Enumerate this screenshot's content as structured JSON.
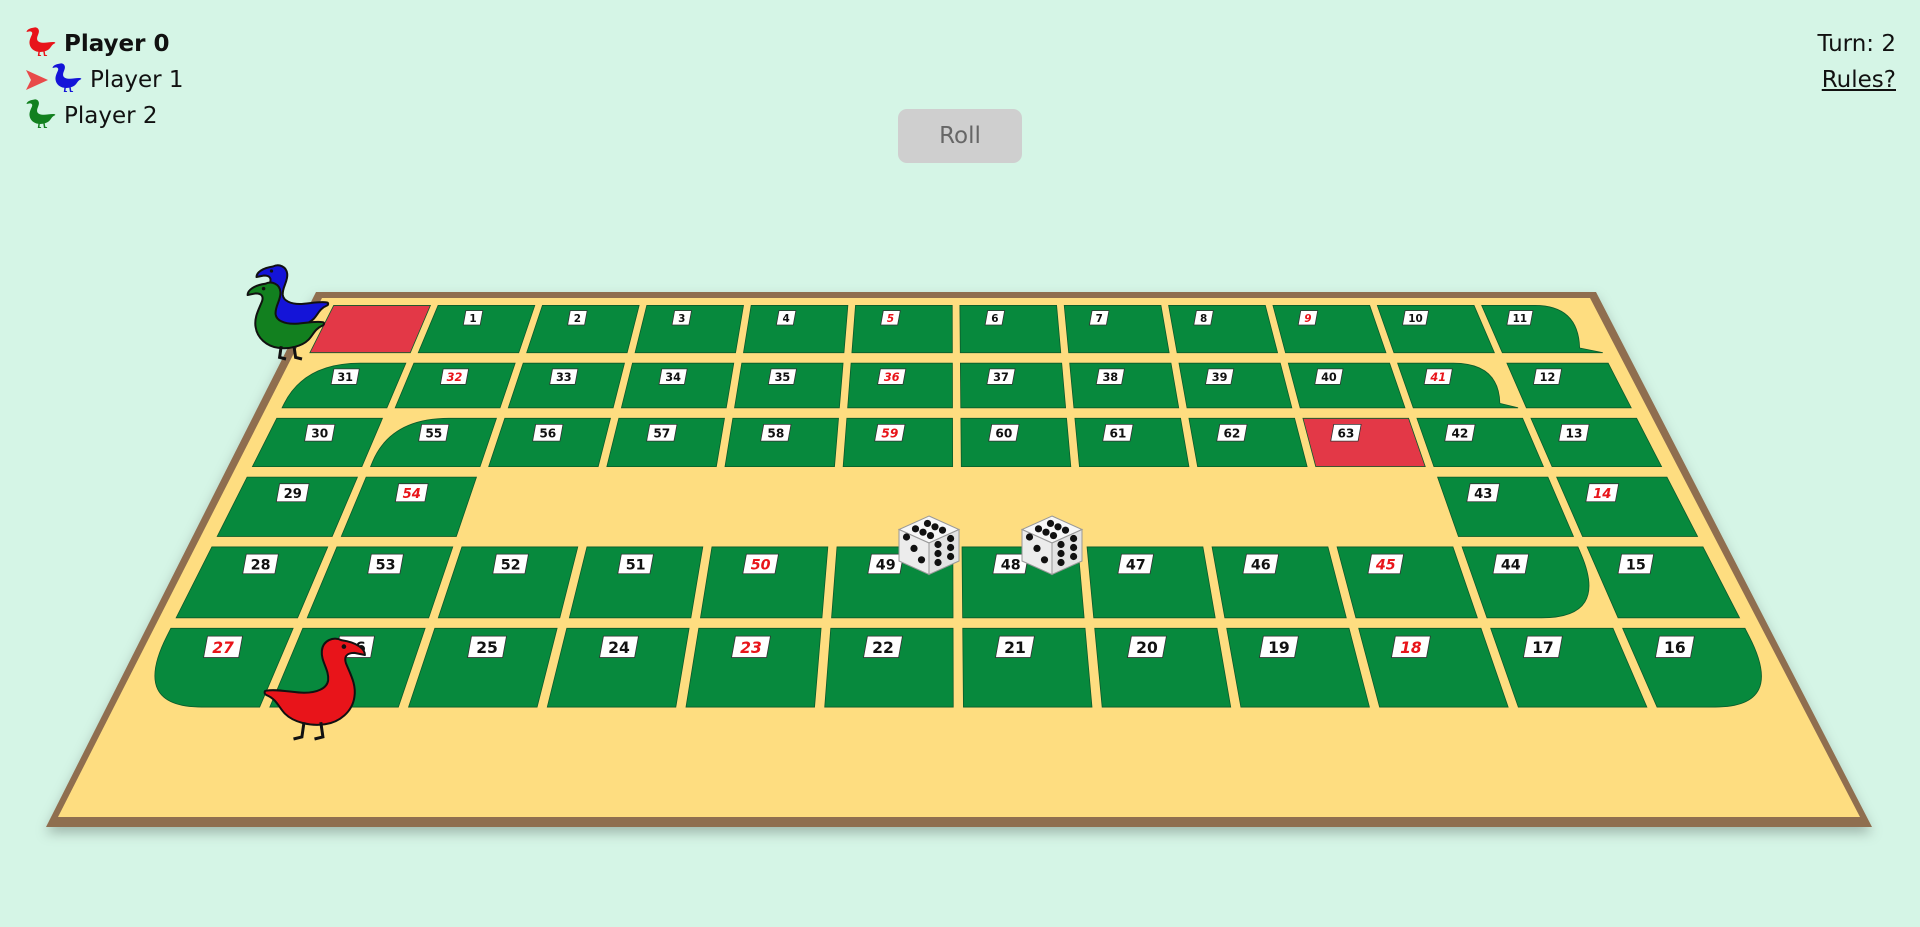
{
  "players": [
    {
      "name": "Player 0",
      "color": "#e8141a",
      "active": true,
      "current_turn": false
    },
    {
      "name": "Player 1",
      "color": "#1414d8",
      "active": false,
      "current_turn": true
    },
    {
      "name": "Player 2",
      "color": "#12801f",
      "active": false,
      "current_turn": false
    }
  ],
  "turn_label": "Turn: 2",
  "rules_label": "Rules?",
  "roll_label": "Roll",
  "dice": [
    6,
    6
  ],
  "icons": {
    "turn_indicator": "arrow-right-icon",
    "player_piece": "goose-icon"
  },
  "colors": {
    "background": "#d5f5e6",
    "board_fill": "#fedd80",
    "board_edge": "#8f6e4f",
    "cell_green": "#07893d",
    "special_red": "#e33847",
    "label_red": "#e8141a",
    "arrow_red": "#e84a4a"
  },
  "board": {
    "red_numbers": [
      5,
      9,
      14,
      18,
      23,
      27,
      32,
      36,
      41,
      45,
      50,
      54,
      59
    ],
    "special_cells": [
      0,
      63
    ],
    "piece_positions": {
      "player0": 26,
      "player1": 0,
      "player2": 0
    }
  }
}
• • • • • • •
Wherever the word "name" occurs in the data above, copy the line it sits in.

      "name": "Player 0",
      "name": "Player 1",
      "name": "Player 2",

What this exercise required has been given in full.